Start of Block

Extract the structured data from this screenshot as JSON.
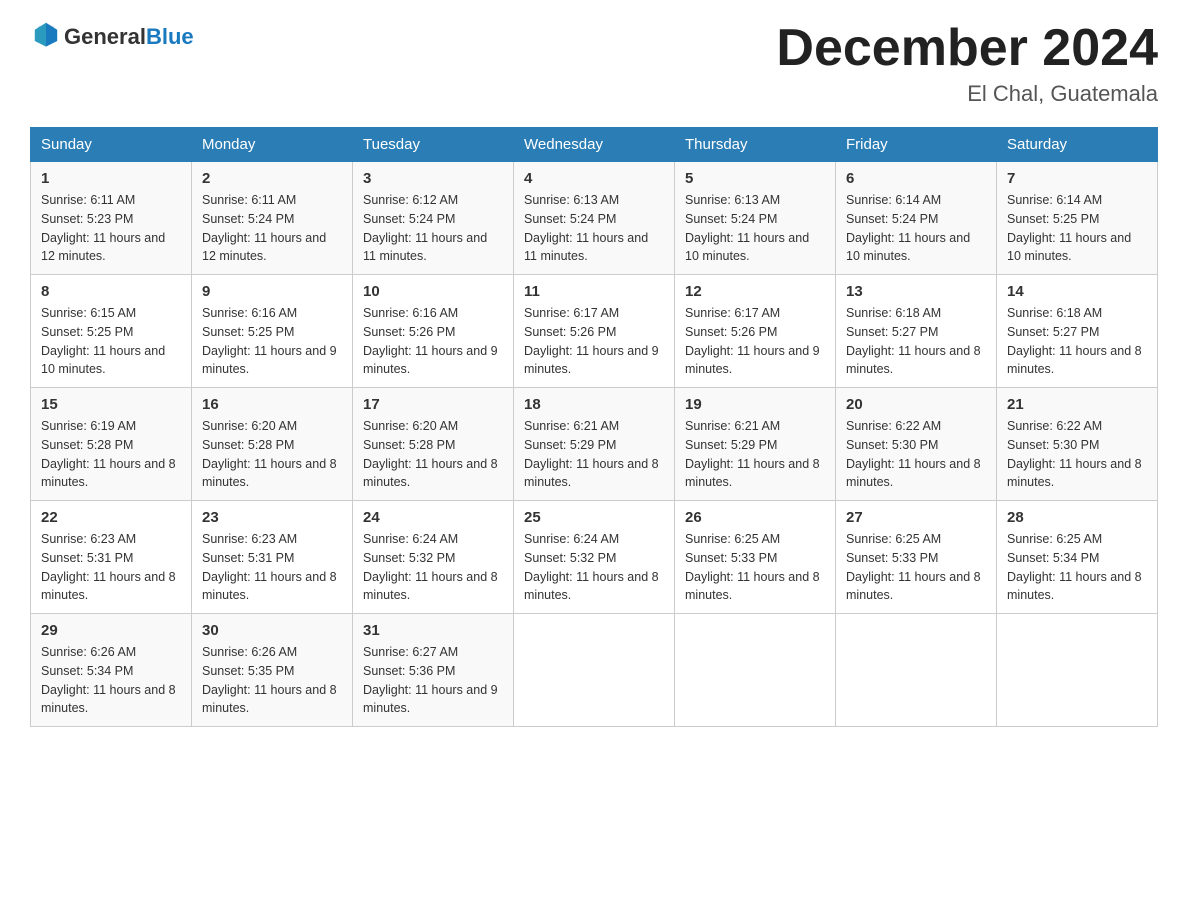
{
  "header": {
    "logo_general": "General",
    "logo_blue": "Blue",
    "title": "December 2024",
    "subtitle": "El Chal, Guatemala"
  },
  "days_of_week": [
    "Sunday",
    "Monday",
    "Tuesday",
    "Wednesday",
    "Thursday",
    "Friday",
    "Saturday"
  ],
  "weeks": [
    [
      {
        "num": "1",
        "sunrise": "6:11 AM",
        "sunset": "5:23 PM",
        "daylight": "11 hours and 12 minutes."
      },
      {
        "num": "2",
        "sunrise": "6:11 AM",
        "sunset": "5:24 PM",
        "daylight": "11 hours and 12 minutes."
      },
      {
        "num": "3",
        "sunrise": "6:12 AM",
        "sunset": "5:24 PM",
        "daylight": "11 hours and 11 minutes."
      },
      {
        "num": "4",
        "sunrise": "6:13 AM",
        "sunset": "5:24 PM",
        "daylight": "11 hours and 11 minutes."
      },
      {
        "num": "5",
        "sunrise": "6:13 AM",
        "sunset": "5:24 PM",
        "daylight": "11 hours and 10 minutes."
      },
      {
        "num": "6",
        "sunrise": "6:14 AM",
        "sunset": "5:24 PM",
        "daylight": "11 hours and 10 minutes."
      },
      {
        "num": "7",
        "sunrise": "6:14 AM",
        "sunset": "5:25 PM",
        "daylight": "11 hours and 10 minutes."
      }
    ],
    [
      {
        "num": "8",
        "sunrise": "6:15 AM",
        "sunset": "5:25 PM",
        "daylight": "11 hours and 10 minutes."
      },
      {
        "num": "9",
        "sunrise": "6:16 AM",
        "sunset": "5:25 PM",
        "daylight": "11 hours and 9 minutes."
      },
      {
        "num": "10",
        "sunrise": "6:16 AM",
        "sunset": "5:26 PM",
        "daylight": "11 hours and 9 minutes."
      },
      {
        "num": "11",
        "sunrise": "6:17 AM",
        "sunset": "5:26 PM",
        "daylight": "11 hours and 9 minutes."
      },
      {
        "num": "12",
        "sunrise": "6:17 AM",
        "sunset": "5:26 PM",
        "daylight": "11 hours and 9 minutes."
      },
      {
        "num": "13",
        "sunrise": "6:18 AM",
        "sunset": "5:27 PM",
        "daylight": "11 hours and 8 minutes."
      },
      {
        "num": "14",
        "sunrise": "6:18 AM",
        "sunset": "5:27 PM",
        "daylight": "11 hours and 8 minutes."
      }
    ],
    [
      {
        "num": "15",
        "sunrise": "6:19 AM",
        "sunset": "5:28 PM",
        "daylight": "11 hours and 8 minutes."
      },
      {
        "num": "16",
        "sunrise": "6:20 AM",
        "sunset": "5:28 PM",
        "daylight": "11 hours and 8 minutes."
      },
      {
        "num": "17",
        "sunrise": "6:20 AM",
        "sunset": "5:28 PM",
        "daylight": "11 hours and 8 minutes."
      },
      {
        "num": "18",
        "sunrise": "6:21 AM",
        "sunset": "5:29 PM",
        "daylight": "11 hours and 8 minutes."
      },
      {
        "num": "19",
        "sunrise": "6:21 AM",
        "sunset": "5:29 PM",
        "daylight": "11 hours and 8 minutes."
      },
      {
        "num": "20",
        "sunrise": "6:22 AM",
        "sunset": "5:30 PM",
        "daylight": "11 hours and 8 minutes."
      },
      {
        "num": "21",
        "sunrise": "6:22 AM",
        "sunset": "5:30 PM",
        "daylight": "11 hours and 8 minutes."
      }
    ],
    [
      {
        "num": "22",
        "sunrise": "6:23 AM",
        "sunset": "5:31 PM",
        "daylight": "11 hours and 8 minutes."
      },
      {
        "num": "23",
        "sunrise": "6:23 AM",
        "sunset": "5:31 PM",
        "daylight": "11 hours and 8 minutes."
      },
      {
        "num": "24",
        "sunrise": "6:24 AM",
        "sunset": "5:32 PM",
        "daylight": "11 hours and 8 minutes."
      },
      {
        "num": "25",
        "sunrise": "6:24 AM",
        "sunset": "5:32 PM",
        "daylight": "11 hours and 8 minutes."
      },
      {
        "num": "26",
        "sunrise": "6:25 AM",
        "sunset": "5:33 PM",
        "daylight": "11 hours and 8 minutes."
      },
      {
        "num": "27",
        "sunrise": "6:25 AM",
        "sunset": "5:33 PM",
        "daylight": "11 hours and 8 minutes."
      },
      {
        "num": "28",
        "sunrise": "6:25 AM",
        "sunset": "5:34 PM",
        "daylight": "11 hours and 8 minutes."
      }
    ],
    [
      {
        "num": "29",
        "sunrise": "6:26 AM",
        "sunset": "5:34 PM",
        "daylight": "11 hours and 8 minutes."
      },
      {
        "num": "30",
        "sunrise": "6:26 AM",
        "sunset": "5:35 PM",
        "daylight": "11 hours and 8 minutes."
      },
      {
        "num": "31",
        "sunrise": "6:27 AM",
        "sunset": "5:36 PM",
        "daylight": "11 hours and 9 minutes."
      },
      null,
      null,
      null,
      null
    ]
  ],
  "labels": {
    "sunrise": "Sunrise:",
    "sunset": "Sunset:",
    "daylight": "Daylight:"
  }
}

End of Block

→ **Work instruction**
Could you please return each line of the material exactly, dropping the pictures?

→ **Answer for the task**
Extract the structured data from this screenshot as JSON.
{
  "header": {
    "logo_general": "General",
    "logo_blue": "Blue",
    "title": "December 2024",
    "subtitle": "El Chal, Guatemala"
  },
  "days_of_week": [
    "Sunday",
    "Monday",
    "Tuesday",
    "Wednesday",
    "Thursday",
    "Friday",
    "Saturday"
  ],
  "weeks": [
    [
      {
        "num": "1",
        "sunrise": "6:11 AM",
        "sunset": "5:23 PM",
        "daylight": "11 hours and 12 minutes."
      },
      {
        "num": "2",
        "sunrise": "6:11 AM",
        "sunset": "5:24 PM",
        "daylight": "11 hours and 12 minutes."
      },
      {
        "num": "3",
        "sunrise": "6:12 AM",
        "sunset": "5:24 PM",
        "daylight": "11 hours and 11 minutes."
      },
      {
        "num": "4",
        "sunrise": "6:13 AM",
        "sunset": "5:24 PM",
        "daylight": "11 hours and 11 minutes."
      },
      {
        "num": "5",
        "sunrise": "6:13 AM",
        "sunset": "5:24 PM",
        "daylight": "11 hours and 10 minutes."
      },
      {
        "num": "6",
        "sunrise": "6:14 AM",
        "sunset": "5:24 PM",
        "daylight": "11 hours and 10 minutes."
      },
      {
        "num": "7",
        "sunrise": "6:14 AM",
        "sunset": "5:25 PM",
        "daylight": "11 hours and 10 minutes."
      }
    ],
    [
      {
        "num": "8",
        "sunrise": "6:15 AM",
        "sunset": "5:25 PM",
        "daylight": "11 hours and 10 minutes."
      },
      {
        "num": "9",
        "sunrise": "6:16 AM",
        "sunset": "5:25 PM",
        "daylight": "11 hours and 9 minutes."
      },
      {
        "num": "10",
        "sunrise": "6:16 AM",
        "sunset": "5:26 PM",
        "daylight": "11 hours and 9 minutes."
      },
      {
        "num": "11",
        "sunrise": "6:17 AM",
        "sunset": "5:26 PM",
        "daylight": "11 hours and 9 minutes."
      },
      {
        "num": "12",
        "sunrise": "6:17 AM",
        "sunset": "5:26 PM",
        "daylight": "11 hours and 9 minutes."
      },
      {
        "num": "13",
        "sunrise": "6:18 AM",
        "sunset": "5:27 PM",
        "daylight": "11 hours and 8 minutes."
      },
      {
        "num": "14",
        "sunrise": "6:18 AM",
        "sunset": "5:27 PM",
        "daylight": "11 hours and 8 minutes."
      }
    ],
    [
      {
        "num": "15",
        "sunrise": "6:19 AM",
        "sunset": "5:28 PM",
        "daylight": "11 hours and 8 minutes."
      },
      {
        "num": "16",
        "sunrise": "6:20 AM",
        "sunset": "5:28 PM",
        "daylight": "11 hours and 8 minutes."
      },
      {
        "num": "17",
        "sunrise": "6:20 AM",
        "sunset": "5:28 PM",
        "daylight": "11 hours and 8 minutes."
      },
      {
        "num": "18",
        "sunrise": "6:21 AM",
        "sunset": "5:29 PM",
        "daylight": "11 hours and 8 minutes."
      },
      {
        "num": "19",
        "sunrise": "6:21 AM",
        "sunset": "5:29 PM",
        "daylight": "11 hours and 8 minutes."
      },
      {
        "num": "20",
        "sunrise": "6:22 AM",
        "sunset": "5:30 PM",
        "daylight": "11 hours and 8 minutes."
      },
      {
        "num": "21",
        "sunrise": "6:22 AM",
        "sunset": "5:30 PM",
        "daylight": "11 hours and 8 minutes."
      }
    ],
    [
      {
        "num": "22",
        "sunrise": "6:23 AM",
        "sunset": "5:31 PM",
        "daylight": "11 hours and 8 minutes."
      },
      {
        "num": "23",
        "sunrise": "6:23 AM",
        "sunset": "5:31 PM",
        "daylight": "11 hours and 8 minutes."
      },
      {
        "num": "24",
        "sunrise": "6:24 AM",
        "sunset": "5:32 PM",
        "daylight": "11 hours and 8 minutes."
      },
      {
        "num": "25",
        "sunrise": "6:24 AM",
        "sunset": "5:32 PM",
        "daylight": "11 hours and 8 minutes."
      },
      {
        "num": "26",
        "sunrise": "6:25 AM",
        "sunset": "5:33 PM",
        "daylight": "11 hours and 8 minutes."
      },
      {
        "num": "27",
        "sunrise": "6:25 AM",
        "sunset": "5:33 PM",
        "daylight": "11 hours and 8 minutes."
      },
      {
        "num": "28",
        "sunrise": "6:25 AM",
        "sunset": "5:34 PM",
        "daylight": "11 hours and 8 minutes."
      }
    ],
    [
      {
        "num": "29",
        "sunrise": "6:26 AM",
        "sunset": "5:34 PM",
        "daylight": "11 hours and 8 minutes."
      },
      {
        "num": "30",
        "sunrise": "6:26 AM",
        "sunset": "5:35 PM",
        "daylight": "11 hours and 8 minutes."
      },
      {
        "num": "31",
        "sunrise": "6:27 AM",
        "sunset": "5:36 PM",
        "daylight": "11 hours and 9 minutes."
      },
      null,
      null,
      null,
      null
    ]
  ],
  "labels": {
    "sunrise": "Sunrise:",
    "sunset": "Sunset:",
    "daylight": "Daylight:"
  }
}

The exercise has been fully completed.